| YOUR OBJECTIVE |
Print out the entries below with no edits.

| AVAILABLE DATA |

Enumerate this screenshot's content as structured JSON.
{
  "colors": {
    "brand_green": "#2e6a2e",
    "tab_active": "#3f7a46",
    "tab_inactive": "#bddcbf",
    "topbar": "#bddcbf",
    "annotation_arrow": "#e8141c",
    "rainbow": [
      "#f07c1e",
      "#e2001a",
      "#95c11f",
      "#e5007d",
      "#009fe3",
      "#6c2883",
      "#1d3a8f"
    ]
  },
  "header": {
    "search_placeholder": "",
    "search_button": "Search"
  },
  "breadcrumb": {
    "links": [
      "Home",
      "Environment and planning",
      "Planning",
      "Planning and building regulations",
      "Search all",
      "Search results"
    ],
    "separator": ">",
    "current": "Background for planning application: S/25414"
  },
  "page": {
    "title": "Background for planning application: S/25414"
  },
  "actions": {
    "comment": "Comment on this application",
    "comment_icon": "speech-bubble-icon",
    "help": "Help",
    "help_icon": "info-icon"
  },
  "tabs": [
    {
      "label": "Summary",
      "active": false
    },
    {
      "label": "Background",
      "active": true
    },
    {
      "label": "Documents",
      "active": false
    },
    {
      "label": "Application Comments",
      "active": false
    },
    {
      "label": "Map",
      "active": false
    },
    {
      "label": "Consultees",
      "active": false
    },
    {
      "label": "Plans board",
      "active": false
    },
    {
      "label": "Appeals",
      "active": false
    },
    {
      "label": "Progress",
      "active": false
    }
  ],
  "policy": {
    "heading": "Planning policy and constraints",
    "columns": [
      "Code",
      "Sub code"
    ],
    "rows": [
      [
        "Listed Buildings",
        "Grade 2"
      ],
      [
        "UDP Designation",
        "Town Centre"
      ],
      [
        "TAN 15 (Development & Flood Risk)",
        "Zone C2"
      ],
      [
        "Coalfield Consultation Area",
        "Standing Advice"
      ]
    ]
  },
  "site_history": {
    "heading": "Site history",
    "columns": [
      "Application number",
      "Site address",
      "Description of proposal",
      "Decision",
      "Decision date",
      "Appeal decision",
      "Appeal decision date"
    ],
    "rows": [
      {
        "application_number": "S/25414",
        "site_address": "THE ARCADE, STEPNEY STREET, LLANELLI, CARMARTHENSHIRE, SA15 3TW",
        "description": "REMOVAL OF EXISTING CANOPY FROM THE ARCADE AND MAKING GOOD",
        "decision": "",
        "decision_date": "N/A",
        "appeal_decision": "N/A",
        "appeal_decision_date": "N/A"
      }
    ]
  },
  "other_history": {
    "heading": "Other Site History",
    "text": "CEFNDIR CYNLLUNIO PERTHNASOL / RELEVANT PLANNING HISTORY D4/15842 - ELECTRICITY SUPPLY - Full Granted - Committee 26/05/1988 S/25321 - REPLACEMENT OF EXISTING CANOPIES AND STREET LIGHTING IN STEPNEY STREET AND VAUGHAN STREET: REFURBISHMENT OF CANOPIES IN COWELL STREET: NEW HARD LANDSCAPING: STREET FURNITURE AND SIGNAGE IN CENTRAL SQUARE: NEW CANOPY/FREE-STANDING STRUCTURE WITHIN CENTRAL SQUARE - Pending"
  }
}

| EXERCISE ANSWER |
Enumerate this screenshot's content as structured JSON.
{
  "colors": {
    "brand_green": "#2e6a2e",
    "tab_active": "#3f7a46",
    "tab_inactive": "#bddcbf",
    "topbar": "#bddcbf",
    "annotation_arrow": "#e8141c",
    "rainbow": [
      "#f07c1e",
      "#e2001a",
      "#95c11f",
      "#e5007d",
      "#009fe3",
      "#6c2883",
      "#1d3a8f"
    ]
  },
  "header": {
    "search_placeholder": "",
    "search_button": "Search"
  },
  "breadcrumb": {
    "links": [
      "Home",
      "Environment and planning",
      "Planning",
      "Planning and building regulations",
      "Search all",
      "Search results"
    ],
    "separator": ">",
    "current": "Background for planning application: S/25414"
  },
  "page": {
    "title": "Background for planning application: S/25414"
  },
  "actions": {
    "comment": "Comment on this application",
    "comment_icon": "speech-bubble-icon",
    "help": "Help",
    "help_icon": "info-icon"
  },
  "tabs": [
    {
      "label": "Summary",
      "active": false
    },
    {
      "label": "Background",
      "active": true
    },
    {
      "label": "Documents",
      "active": false
    },
    {
      "label": "Application Comments",
      "active": false
    },
    {
      "label": "Map",
      "active": false
    },
    {
      "label": "Consultees",
      "active": false
    },
    {
      "label": "Plans board",
      "active": false
    },
    {
      "label": "Appeals",
      "active": false
    },
    {
      "label": "Progress",
      "active": false
    }
  ],
  "policy": {
    "heading": "Planning policy and constraints",
    "columns": [
      "Code",
      "Sub code"
    ],
    "rows": [
      [
        "Listed Buildings",
        "Grade 2"
      ],
      [
        "UDP Designation",
        "Town Centre"
      ],
      [
        "TAN 15 (Development & Flood Risk)",
        "Zone C2"
      ],
      [
        "Coalfield Consultation Area",
        "Standing Advice"
      ]
    ]
  },
  "site_history": {
    "heading": "Site history",
    "columns": [
      "Application number",
      "Site address",
      "Description of proposal",
      "Decision",
      "Decision date",
      "Appeal decision",
      "Appeal decision date"
    ],
    "rows": [
      {
        "application_number": "S/25414",
        "site_address": "THE ARCADE, STEPNEY STREET, LLANELLI, CARMARTHENSHIRE, SA15 3TW",
        "description": "REMOVAL OF EXISTING CANOPY FROM THE ARCADE AND MAKING GOOD",
        "decision": "",
        "decision_date": "N/A",
        "appeal_decision": "N/A",
        "appeal_decision_date": "N/A"
      }
    ]
  },
  "other_history": {
    "heading": "Other Site History",
    "text": "CEFNDIR CYNLLUNIO PERTHNASOL / RELEVANT PLANNING HISTORY D4/15842 - ELECTRICITY SUPPLY - Full Granted - Committee 26/05/1988 S/25321 - REPLACEMENT OF EXISTING CANOPIES AND STREET LIGHTING IN STEPNEY STREET AND VAUGHAN STREET: REFURBISHMENT OF CANOPIES IN COWELL STREET: NEW HARD LANDSCAPING: STREET FURNITURE AND SIGNAGE IN CENTRAL SQUARE: NEW CANOPY/FREE-STANDING STRUCTURE WITHIN CENTRAL SQUARE - Pending"
  }
}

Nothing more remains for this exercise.